Because laws and practices regarding acknowledgments vary from state to state, it is important that you familiarize yourself with, and comply with, statutory requirements. Generally, Agents National Title agents must follow guidelines for acknowledgments:
1. Notarize, witness, or attest signatures only when the signatory personally appears before you, appears to be legally competent and states that the signature being acknowledged is authentic and voluntary.
2. Obtain proof positive that the person whose signature you are acknowledging is, in fact, who they say they are. They should be either personally known to the notary or properly identified. Agents National Title requires that its agents obtain valid, current government issued picture identification which includes the signatory’s signature and physical description (e.g., a current driver’s license).
3. Require proof that the individual signing the document, (attorneys-in-fact, partner, trustee, etc.) has proper authority to execute in a representative capacity the document being acknowledged (i.e., through an acceptable power of attorney, partnership agreement, trust document, etc.). Remember that unless the document creating the powers of partners, trustees, corporate officers, etc., specifically provides for it, those fiduciary powers may generally not be delegated via a power of attorney.
4. Confirm that all information in the acknowledgment section has been completed and conforms to the information contained in the body of the document (i.e., name, title, date, etc.).

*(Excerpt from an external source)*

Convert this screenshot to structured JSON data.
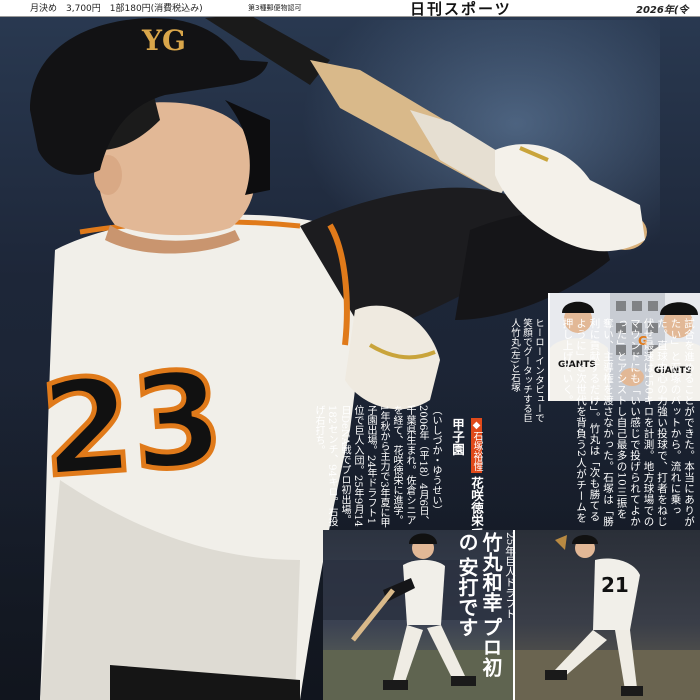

5. Make sure that strict compliance with statutory requirements for recordation has been met (i.e., correct number of witnesses have executed the document, acknowledgment form and verbiage, proper seals have been affixed, etc.), many states have specific, statutorily required language for acknowledgments as well as requirements for seal and commission expiration date. Also, some states appoint notaries for only certain counties. Failure to comply with those requirements may result in the document being void or void able.
Generally, acknowledgments should contain the following information:
1. Individual Acknowledgment
a. Name of individual
b. Personally appeared before them
c. Personally known or proved to be the person signing and acknowledging.
2. Attorney-in-Fact Acknowledgment
a. Name of Principal as contained in body of deed, by
b. Name of Attorney-in-Fact, as attorney-in-fact
3. Corporation Acknowledgment
a. Name of Officer
b. Capacity of Officer
c. Corporation Name
d. State of Incorporation
4. Partnership Acknowledgment
a. Name of Partner
b. Name of Partnership
5. REMEMBER: In some states (e.g., California), a generic statutory acknowledgment form MUST be used which makes no reference to the capacity of the signatory, and failure to use said form will disallow the filing/recording of the document. Also remember that regardless of the form of acknowledgment used, the proper capacity of the signatory MUST be noted in the signature area of the document. If you have any questions regarding local practice or acknowledgment laws in your state, contact your local Agents National Title Counsel.